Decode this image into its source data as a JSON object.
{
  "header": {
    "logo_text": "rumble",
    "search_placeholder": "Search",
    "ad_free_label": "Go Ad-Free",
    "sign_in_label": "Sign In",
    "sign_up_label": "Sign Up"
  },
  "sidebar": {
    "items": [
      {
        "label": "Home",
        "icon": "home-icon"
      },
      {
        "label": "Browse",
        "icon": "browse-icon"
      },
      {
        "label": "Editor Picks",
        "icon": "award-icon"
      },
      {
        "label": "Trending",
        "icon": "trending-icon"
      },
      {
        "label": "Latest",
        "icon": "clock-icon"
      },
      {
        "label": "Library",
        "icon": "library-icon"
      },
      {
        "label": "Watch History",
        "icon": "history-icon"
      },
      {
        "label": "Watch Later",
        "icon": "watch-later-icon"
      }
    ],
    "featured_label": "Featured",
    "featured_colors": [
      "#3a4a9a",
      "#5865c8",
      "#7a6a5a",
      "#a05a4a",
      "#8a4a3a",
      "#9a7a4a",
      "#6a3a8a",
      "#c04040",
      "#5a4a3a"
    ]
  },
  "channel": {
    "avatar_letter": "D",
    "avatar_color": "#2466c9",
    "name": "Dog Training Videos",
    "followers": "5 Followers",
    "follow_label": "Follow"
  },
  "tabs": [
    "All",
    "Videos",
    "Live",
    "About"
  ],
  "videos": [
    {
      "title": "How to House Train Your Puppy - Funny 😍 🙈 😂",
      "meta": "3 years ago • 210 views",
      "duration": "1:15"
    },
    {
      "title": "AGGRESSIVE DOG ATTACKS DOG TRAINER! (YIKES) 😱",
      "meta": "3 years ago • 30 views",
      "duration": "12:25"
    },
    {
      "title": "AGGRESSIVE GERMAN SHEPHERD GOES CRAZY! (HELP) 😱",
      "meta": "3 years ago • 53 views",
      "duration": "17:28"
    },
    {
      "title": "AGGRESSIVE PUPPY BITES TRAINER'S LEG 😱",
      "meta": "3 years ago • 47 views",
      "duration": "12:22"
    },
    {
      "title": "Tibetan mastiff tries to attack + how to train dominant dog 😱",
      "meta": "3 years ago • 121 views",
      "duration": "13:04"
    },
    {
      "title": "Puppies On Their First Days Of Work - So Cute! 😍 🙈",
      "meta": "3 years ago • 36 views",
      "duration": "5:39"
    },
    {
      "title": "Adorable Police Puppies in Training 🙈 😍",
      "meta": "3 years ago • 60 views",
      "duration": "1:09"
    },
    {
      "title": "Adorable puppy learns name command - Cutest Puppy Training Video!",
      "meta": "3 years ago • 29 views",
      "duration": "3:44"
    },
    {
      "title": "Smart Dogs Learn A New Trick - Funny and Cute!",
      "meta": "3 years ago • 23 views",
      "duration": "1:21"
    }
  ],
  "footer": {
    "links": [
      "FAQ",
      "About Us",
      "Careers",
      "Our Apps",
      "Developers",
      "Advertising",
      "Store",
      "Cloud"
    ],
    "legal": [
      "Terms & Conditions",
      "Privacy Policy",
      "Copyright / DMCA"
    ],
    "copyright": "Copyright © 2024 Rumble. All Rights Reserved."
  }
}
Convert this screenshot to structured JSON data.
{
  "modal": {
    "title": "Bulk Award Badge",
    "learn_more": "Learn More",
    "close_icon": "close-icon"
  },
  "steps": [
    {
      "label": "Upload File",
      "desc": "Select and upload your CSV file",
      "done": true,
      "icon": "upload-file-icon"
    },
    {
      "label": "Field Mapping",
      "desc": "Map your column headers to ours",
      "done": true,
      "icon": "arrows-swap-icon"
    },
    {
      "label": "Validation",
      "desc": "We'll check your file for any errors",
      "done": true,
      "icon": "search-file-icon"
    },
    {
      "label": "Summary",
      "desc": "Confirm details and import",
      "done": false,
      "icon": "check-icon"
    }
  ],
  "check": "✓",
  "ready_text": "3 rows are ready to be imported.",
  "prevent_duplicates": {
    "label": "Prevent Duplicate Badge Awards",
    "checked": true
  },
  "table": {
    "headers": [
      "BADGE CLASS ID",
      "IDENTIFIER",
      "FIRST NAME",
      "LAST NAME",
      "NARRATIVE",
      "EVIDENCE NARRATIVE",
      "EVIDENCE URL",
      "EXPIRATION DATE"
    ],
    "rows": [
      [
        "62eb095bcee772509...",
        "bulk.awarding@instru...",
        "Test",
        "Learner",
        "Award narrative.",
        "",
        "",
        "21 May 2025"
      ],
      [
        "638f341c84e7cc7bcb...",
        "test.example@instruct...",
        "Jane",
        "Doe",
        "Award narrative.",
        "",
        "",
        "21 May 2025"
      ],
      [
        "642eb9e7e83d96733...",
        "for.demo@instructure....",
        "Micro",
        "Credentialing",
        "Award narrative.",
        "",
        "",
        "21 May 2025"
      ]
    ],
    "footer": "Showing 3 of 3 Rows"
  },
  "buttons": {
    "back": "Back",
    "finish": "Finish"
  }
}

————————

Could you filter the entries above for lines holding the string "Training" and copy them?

    "name": "Dog Training Videos",
      "title": "Adorable Police Puppies in Training 🙈 😍",
      "title": "Adorable puppy learns name command - Cutest Puppy Training Video!",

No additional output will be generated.